Professional Team is Born
baseball paying out bigger and bigger salaries and the sport continuing to
expand its reach all across America, it is mind-boggling and
consciousness-raising to flash back to its simpler times and simple
origins as a professional sport, a time of the Cincinnati
Red Stockings - baseball's first professional team.
Aaron B. Chapman organized the team and looked upon it as a way to promote
the city of Cincinnati, its products and services. And Chapman looked upon
Harry Wright as scout, recruiter, player and manger - as a man to get a
English-born former jeweler and cricket player and a veteran of a decade
of top-drawer baseball competition, Harry Wright was a strict
disciplinarian and a shrewd promoter. He decreed that his team was to wear
bright red stockings to set off their white flannel shirts and pants and
dark Oxford shoes. The garb was a bit outlandish for the time, but the

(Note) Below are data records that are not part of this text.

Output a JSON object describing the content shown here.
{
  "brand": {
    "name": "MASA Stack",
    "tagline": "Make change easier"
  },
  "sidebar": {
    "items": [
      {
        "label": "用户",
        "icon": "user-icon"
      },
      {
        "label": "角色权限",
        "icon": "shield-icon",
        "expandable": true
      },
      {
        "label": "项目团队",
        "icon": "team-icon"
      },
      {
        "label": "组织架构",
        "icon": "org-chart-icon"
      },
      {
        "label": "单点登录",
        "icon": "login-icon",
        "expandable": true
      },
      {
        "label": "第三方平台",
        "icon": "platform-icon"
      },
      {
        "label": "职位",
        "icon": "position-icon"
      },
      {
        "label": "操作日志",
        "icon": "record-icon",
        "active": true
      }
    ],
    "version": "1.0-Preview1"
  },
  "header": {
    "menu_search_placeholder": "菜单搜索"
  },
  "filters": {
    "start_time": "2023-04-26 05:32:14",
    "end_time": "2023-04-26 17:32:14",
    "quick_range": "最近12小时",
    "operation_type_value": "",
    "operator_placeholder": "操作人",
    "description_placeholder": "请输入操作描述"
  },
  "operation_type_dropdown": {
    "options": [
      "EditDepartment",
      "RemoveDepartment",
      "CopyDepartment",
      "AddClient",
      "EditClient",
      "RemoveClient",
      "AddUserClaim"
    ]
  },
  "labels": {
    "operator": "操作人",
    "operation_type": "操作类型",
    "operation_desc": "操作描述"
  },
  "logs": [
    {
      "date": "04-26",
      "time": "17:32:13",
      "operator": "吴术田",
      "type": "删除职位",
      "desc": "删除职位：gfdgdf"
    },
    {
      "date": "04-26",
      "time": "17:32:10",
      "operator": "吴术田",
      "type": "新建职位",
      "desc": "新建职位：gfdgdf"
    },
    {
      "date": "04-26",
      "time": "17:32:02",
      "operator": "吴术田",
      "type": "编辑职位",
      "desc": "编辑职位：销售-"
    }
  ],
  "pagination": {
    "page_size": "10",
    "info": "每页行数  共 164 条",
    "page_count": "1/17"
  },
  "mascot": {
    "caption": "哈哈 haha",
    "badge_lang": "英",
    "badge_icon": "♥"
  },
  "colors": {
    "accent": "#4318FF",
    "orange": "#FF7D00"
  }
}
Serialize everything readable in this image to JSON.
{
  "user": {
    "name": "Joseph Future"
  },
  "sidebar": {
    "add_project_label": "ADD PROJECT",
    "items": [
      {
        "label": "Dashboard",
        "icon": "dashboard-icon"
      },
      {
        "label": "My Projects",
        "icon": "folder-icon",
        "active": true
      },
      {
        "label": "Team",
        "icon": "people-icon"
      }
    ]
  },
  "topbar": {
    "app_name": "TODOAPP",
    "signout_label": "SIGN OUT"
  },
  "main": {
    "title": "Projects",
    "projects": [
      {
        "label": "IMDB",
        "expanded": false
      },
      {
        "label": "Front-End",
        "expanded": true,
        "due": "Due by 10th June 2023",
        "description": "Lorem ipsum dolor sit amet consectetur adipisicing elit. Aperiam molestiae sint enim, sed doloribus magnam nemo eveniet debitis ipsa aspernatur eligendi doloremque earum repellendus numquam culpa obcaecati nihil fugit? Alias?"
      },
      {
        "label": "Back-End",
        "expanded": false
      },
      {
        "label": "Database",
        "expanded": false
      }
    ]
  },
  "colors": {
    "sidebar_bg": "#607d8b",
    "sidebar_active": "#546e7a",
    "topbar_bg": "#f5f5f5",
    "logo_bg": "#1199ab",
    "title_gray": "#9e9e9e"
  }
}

outfit attracted attention and that was what Wright and Chapman were
Stockings were referred to as a "picked nine". That might have
been an exaggeration, but it was a nine picked by Harry Wright.
native of Cincinnati on the team was first baseman Charlie Gould,
nicknamed the "bushel basket" because of his ability to snare
baseballs. Other members of the team included Wright’s brother George (a
star shortstop), who batted .518, drive in 339 runs and hit 54 home runs
in 1869; third baseman Fred Waterman; second baseman Cal Sweasy;
outfielders Asa Brainard, Dave Birdsall and Andy Leonard; catcher Doug
Allison and pitcher Cal McVey. Harry Wright doubled as a relief pitcher
and Dick Hurley functioned as a utility player.
Stockings were the first team to travel across the United States with its
players signed and bound to the club for an entire season. Salaries for
the team covered the period from March to November and ranged from $800 to
a high of $1,400 for George Wright. The lone sub picked up $600. The total
payroll for that historic 1869 season was $9,300.
baseball throughout the Northeast and West, traveling 11,000 miles thanks
to the new transcontinental railroad, the Red Stockings won all 69 of
their games. They were rewarded with a private audience in Washington as
President Ulysses S. Grant complimented what he called "the western
Cinderella club" for its skills and winning ways.
Red Stockings helped boost business wherever they played and their fame
increased each day, the team's net profit for 1869 was a miniscule $1.39
after all salaries and expenses were laid out.
In 1870, the
Red Stockings extended their winning streak to 130 games until the
Brooklyn Atlantics broke it.
team's impact was not for one season, or for two campaigns, but rather for
all time. Baseball as a professional sport was now underway. The success
of the Red Stockings made it sunset time for the amateur in baseball and
dawn for professionalism.